As for the boys themselves, they’re pretty fleshed-out characters. The five boys claim a sense each and it was interesting getting to see how each of them adjusts to their powers, how they use them to both fight and support each other. They have individual lives outside of kicking butt, they have their own problems at home or with girlfriends, and all of them come from different circumstances. Despite the differences, they still do their best to mold their newfound powers to be inclusive of the others in the group and come to the aid when it’s needed.
Overall, this was a good book that I would recommend to YA readers. The writing is flowery and lyrical, is heavy on metaphors sometimes and quite poetic, but it’s also very easy to read, easy to digest, and with shortish chapters, I was able to fly through this book. The pacing and occasional awkward time skips made things feel a little off when reading, but that’s my only gripe with the book. The cast of characters are some pretty good and decent kids with their families just as good of people. All in all, a good book with a neat concept.
About the Author
K.N. Smith is an award-winning author. She is a passionate advocate of arts and literacy programs throughout the world. Her lyrical flair sweeps across pages that twist and grind through action-adventure and urban fantasy in edge-of-your-seat narratives. K.N. has over twenty-five years’ experience in communications and creative design as an award-winning consultant. Reading is still her foremost hobby. She is also the founder of Mental Health California™, and creator and director of Brother Be Well, her signature nonprofit community initiative.
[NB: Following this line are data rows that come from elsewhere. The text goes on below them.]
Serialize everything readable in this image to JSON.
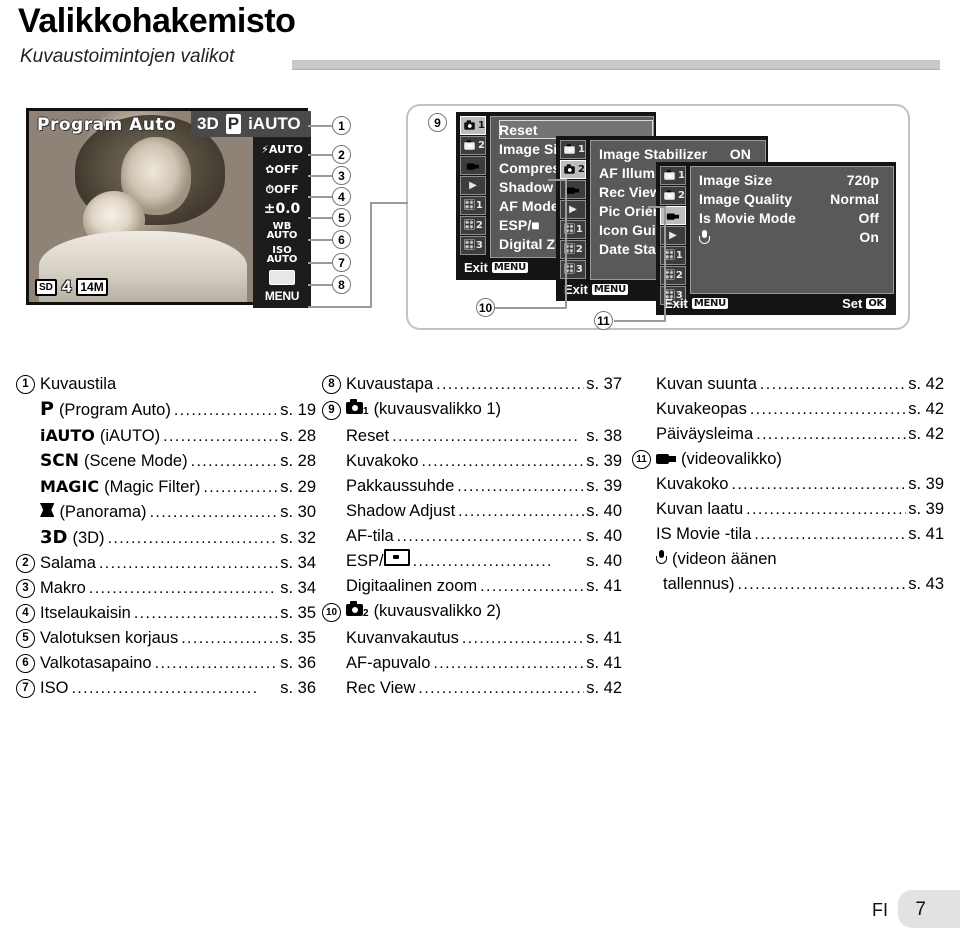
{
  "header": {
    "title": "Valikkohakemisto",
    "subtitle": "Kuvaustoimintojen valikot"
  },
  "camera_screen": {
    "mode_label": "Program Auto",
    "top_bar": {
      "left": "3D",
      "mid": "P",
      "right": "iAUTO"
    },
    "side_items": [
      {
        "id": "flash",
        "line1": "AUTO",
        "icon": "flash-icon"
      },
      {
        "id": "macro",
        "line1": "OFF",
        "icon": "macro-flower-icon"
      },
      {
        "id": "selftimer",
        "line1": "OFF",
        "icon": "self-timer-icon"
      },
      {
        "id": "exposure",
        "line1": "±0.0",
        "icon": "exposure-comp-icon"
      },
      {
        "id": "whitebalance",
        "line1": "WB",
        "line2": "AUTO",
        "icon": "white-balance-icon"
      },
      {
        "id": "iso",
        "line1": "ISO",
        "line2": "AUTO",
        "icon": "iso-icon"
      },
      {
        "id": "drive",
        "line1": "",
        "icon": "single-frame-icon"
      }
    ],
    "menu_label": "MENU",
    "bottom": {
      "card": "SD",
      "count": "4",
      "megapixels": "14M"
    }
  },
  "menu_panels": [
    {
      "id": "shooting-menu-1",
      "tabs": [
        "camera-1-tab",
        "camera-2-tab",
        "movie-tab",
        "playback-tab",
        "settings-1-tab",
        "settings-2-tab",
        "settings-3-tab"
      ],
      "selected_tab": 0,
      "rows": [
        {
          "label": "Reset",
          "value": "",
          "selected": true
        },
        {
          "label": "Image Size",
          "value": ""
        },
        {
          "label": "Compression",
          "value": ""
        },
        {
          "label": "Shadow Adjust",
          "value": ""
        },
        {
          "label": "AF Mode",
          "value": ""
        },
        {
          "label": "ESP/■",
          "value": ""
        },
        {
          "label": "Digital Zoom",
          "value": ""
        }
      ],
      "exit_label": "Exit",
      "exit_key": "MENU"
    },
    {
      "id": "shooting-menu-2",
      "tabs": [
        "camera-1-tab",
        "camera-2-tab",
        "movie-tab",
        "playback-tab",
        "settings-1-tab",
        "settings-2-tab",
        "settings-3-tab"
      ],
      "selected_tab": 1,
      "rows": [
        {
          "label": "Image Stabilizer",
          "value": "ON"
        },
        {
          "label": "AF Illuminat",
          "value": ""
        },
        {
          "label": "Rec View",
          "value": ""
        },
        {
          "label": "Pic Orientati",
          "value": ""
        },
        {
          "label": "Icon Guide",
          "value": ""
        },
        {
          "label": "Date Stamp",
          "value": ""
        }
      ],
      "exit_label": "Exit",
      "exit_key": "MENU"
    },
    {
      "id": "movie-menu",
      "tabs": [
        "camera-1-tab",
        "camera-2-tab",
        "movie-tab",
        "playback-tab",
        "settings-1-tab",
        "settings-2-tab",
        "settings-3-tab"
      ],
      "selected_tab": 2,
      "rows": [
        {
          "label": "Image Size",
          "value": "720p"
        },
        {
          "label": "Image Quality",
          "value": "Normal"
        },
        {
          "label": "Is Movie Mode",
          "value": "Off"
        },
        {
          "label": "",
          "icon": "microphone-icon",
          "value": "On"
        }
      ],
      "exit_label": "Exit",
      "exit_key": "MENU",
      "set_label": "Set",
      "set_key": "OK"
    }
  ],
  "callouts": [
    "1",
    "2",
    "3",
    "4",
    "5",
    "6",
    "7",
    "8",
    "9",
    "10",
    "11"
  ],
  "index": {
    "column_left": [
      {
        "num": "1",
        "text": "Kuvaustila",
        "dots": false,
        "page": ""
      },
      {
        "num": "",
        "glyph": "P",
        "glyph_style": "bold",
        "text": "(Program Auto)",
        "page": "s. 19"
      },
      {
        "num": "",
        "glyph": "iAUTO",
        "glyph_style": "bold",
        "text": "(iAUTO)",
        "page": "s. 28"
      },
      {
        "num": "",
        "glyph": "SCN",
        "glyph_style": "bold",
        "text": "(Scene Mode)",
        "page": "s. 28"
      },
      {
        "num": "",
        "glyph": "MAGIC",
        "glyph_style": "bold",
        "text": "(Magic Filter)",
        "page": "s. 29"
      },
      {
        "num": "",
        "glyph": "panorama-icon",
        "text": "(Panorama)",
        "page": "s. 30"
      },
      {
        "num": "",
        "glyph": "3D",
        "glyph_style": "bold",
        "text": "(3D)",
        "page": "s. 32"
      },
      {
        "num": "2",
        "text": "Salama",
        "page": "s. 34"
      },
      {
        "num": "3",
        "text": "Makro",
        "page": "s. 34"
      },
      {
        "num": "4",
        "text": "Itselaukaisin",
        "page": "s. 35"
      },
      {
        "num": "5",
        "text": "Valotuksen korjaus",
        "page": "s. 35"
      },
      {
        "num": "6",
        "text": "Valkotasapaino",
        "page": "s. 36"
      },
      {
        "num": "7",
        "text": "ISO",
        "page": "s. 36"
      }
    ],
    "column_middle": [
      {
        "num": "8",
        "text": "Kuvaustapa",
        "page": "s. 37"
      },
      {
        "num": "9",
        "glyph": "camera-icon",
        "glyph_sub": "1",
        "text": "(kuvausvalikko 1)",
        "dots": false,
        "page": ""
      },
      {
        "num": "",
        "text": "Reset",
        "page": "s. 38"
      },
      {
        "num": "",
        "text": "Kuvakoko",
        "page": "s. 39"
      },
      {
        "num": "",
        "text": "Pakkaussuhde",
        "page": "s. 39"
      },
      {
        "num": "",
        "text": "Shadow Adjust",
        "page": "s. 40"
      },
      {
        "num": "",
        "text": "AF-tila",
        "page": "s. 40"
      },
      {
        "num": "",
        "text": "ESP/",
        "glyph_after": "esp-spot-icon",
        "page": "s. 40"
      },
      {
        "num": "",
        "text": "Digitaalinen zoom",
        "page": "s. 41"
      },
      {
        "num": "10",
        "glyph": "camera-icon",
        "glyph_sub": "2",
        "text": "(kuvausvalikko 2)",
        "dots": false,
        "page": ""
      },
      {
        "num": "",
        "text": "Kuvanvakautus",
        "page": "s. 41"
      },
      {
        "num": "",
        "text": "AF-apuvalo",
        "page": "s. 41"
      },
      {
        "num": "",
        "text": "Rec View",
        "page": "s. 42"
      }
    ],
    "column_right": [
      {
        "num": "",
        "text": "Kuvan suunta",
        "page": "s. 42"
      },
      {
        "num": "",
        "text": "Kuvakeopas",
        "page": "s. 42"
      },
      {
        "num": "",
        "text": "Päiväysleima",
        "page": "s. 42"
      },
      {
        "num": "11",
        "glyph": "movie-icon",
        "text": "(videovalikko)",
        "dots": false,
        "page": ""
      },
      {
        "num": "",
        "text": "Kuvakoko",
        "page": "s. 39"
      },
      {
        "num": "",
        "text": "Kuvan laatu",
        "page": "s. 39"
      },
      {
        "num": "",
        "text": "IS Movie -tila",
        "page": "s. 41"
      },
      {
        "num": "",
        "glyph": "microphone-icon",
        "text": "(videon äänen",
        "dots": false,
        "page": ""
      },
      {
        "num": "",
        "text": "tallennus)",
        "page": "s. 43",
        "indent": true
      }
    ]
  },
  "footer": {
    "language": "FI",
    "page_number": "7"
  }
}
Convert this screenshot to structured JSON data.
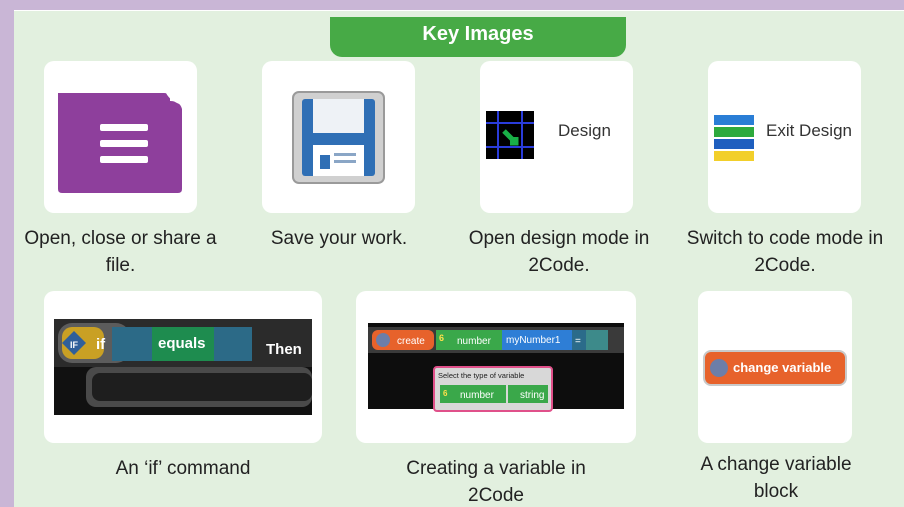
{
  "header": {
    "title": "Key Images"
  },
  "cards": {
    "open": {
      "caption": "Open, close or share a file.",
      "icon": "file-menu-icon"
    },
    "save": {
      "caption": "Save your work.",
      "icon": "floppy-disk-icon"
    },
    "design": {
      "label": "Design",
      "caption": "Open design mode in 2Code.",
      "icon": "design-grid-icon"
    },
    "exit_design": {
      "label": "Exit Design",
      "caption": "Switch to code mode in 2Code.",
      "icon": "code-blocks-icon"
    },
    "if_cmd": {
      "if_label": "if",
      "equals_label": "equals",
      "then_label": "Then",
      "caption": "An ‘if’ command"
    },
    "create_var": {
      "create_label": "create",
      "six": "6",
      "number_label": "number",
      "var_name": "myNumber1",
      "eq": "=",
      "prompt": "Select the type of variable",
      "opt_number": "number",
      "opt_string": "string",
      "caption": "Creating a variable in 2Code"
    },
    "change_var": {
      "label": "change variable",
      "caption": "A change variable block"
    }
  },
  "colors": {
    "header": "#47aa46",
    "background": "#e2f0df",
    "border": "#c9b6d6",
    "purple": "#8e3f9c",
    "orange": "#e7622b"
  }
}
Discovery of the Five Senses was awarded “Best of” in the category “Outstanding Young Adult Novel” at the Jessie Redmon Fauset Book Awards at the 10th Annual Leimert Park Village Book Fair. The event, voted one of LA’s best annual book festivals, attracts over 200 authors, poets, spoken word artists, storytellers, performers, and literary/ educational exhibitor participants, and boasts an audience of over 5,000. She is also a Readers’ Favorite “Gold Medal” honoree for “Young Adult – Mystery”.